# Assignment
If a line in the listing below has the string "username", copy it out.

# Data supplied
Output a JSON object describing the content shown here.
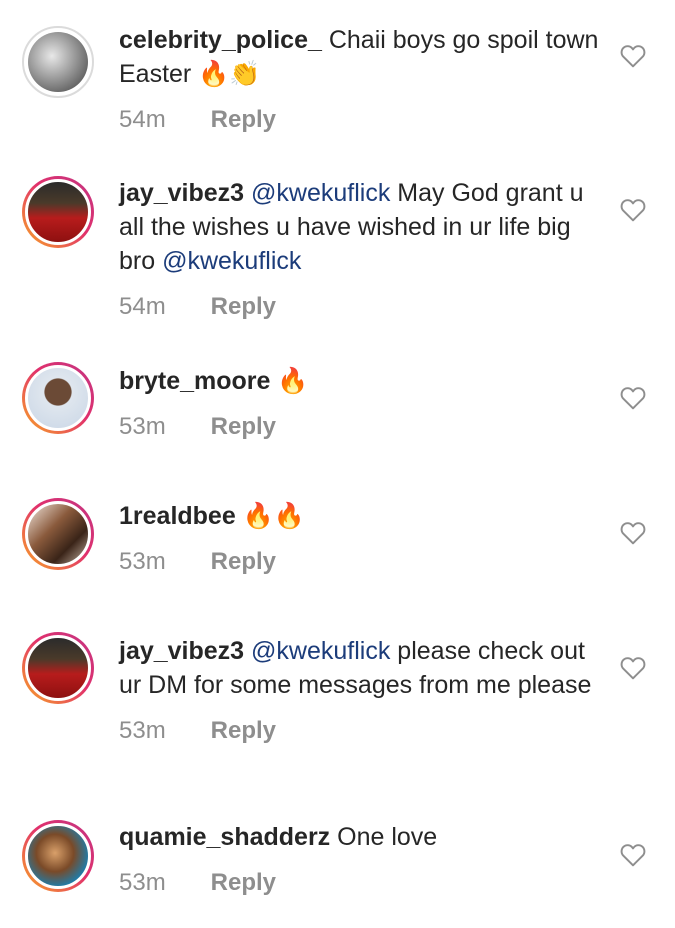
{
  "comments": [
    {
      "username": "celebrity_police_",
      "text_parts": [
        "Chaii boys go spoil town Easter",
        "🔥",
        "👏"
      ],
      "time": "54m",
      "reply_label": "Reply",
      "avatar_icon": "profile-photo-grayscale"
    },
    {
      "username": "jay_vibez3",
      "mention1": "@kwekuflick",
      "text": "May God grant u all the wishes u have wished in ur life big bro",
      "mention2": "@kwekuflick",
      "time": "54m",
      "reply_label": "Reply",
      "avatar_icon": "profile-photo-red-jersey"
    },
    {
      "username": "bryte_moore",
      "emoji": "🔥",
      "time": "53m",
      "reply_label": "Reply",
      "avatar_icon": "profile-photo-child"
    },
    {
      "username": "1realdbee",
      "emoji": "🔥🔥",
      "time": "53m",
      "reply_label": "Reply",
      "avatar_icon": "profile-photo-couple"
    },
    {
      "username": "jay_vibez3",
      "mention1": "@kwekuflick",
      "text": "please check out ur  DM for some messages from me please",
      "time": "53m",
      "reply_label": "Reply",
      "avatar_icon": "profile-photo-red-jersey"
    },
    {
      "username": "quamie_shadderz",
      "text": "One love",
      "time": "53m",
      "reply_label": "Reply",
      "avatar_icon": "profile-photo-portrait"
    }
  ],
  "colors": {
    "username": "#262626",
    "mention": "#1c3c7a",
    "meta": "#8e8e8e",
    "heart": "#8e8e8e"
  }
}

# Reply
      "username": "celebrity_police_",
      "username": "jay_vibez3",
      "username": "bryte_moore",
      "username": "1realdbee",
      "username": "jay_vibez3",
      "username": "quamie_shadderz",
    "username": "#262626",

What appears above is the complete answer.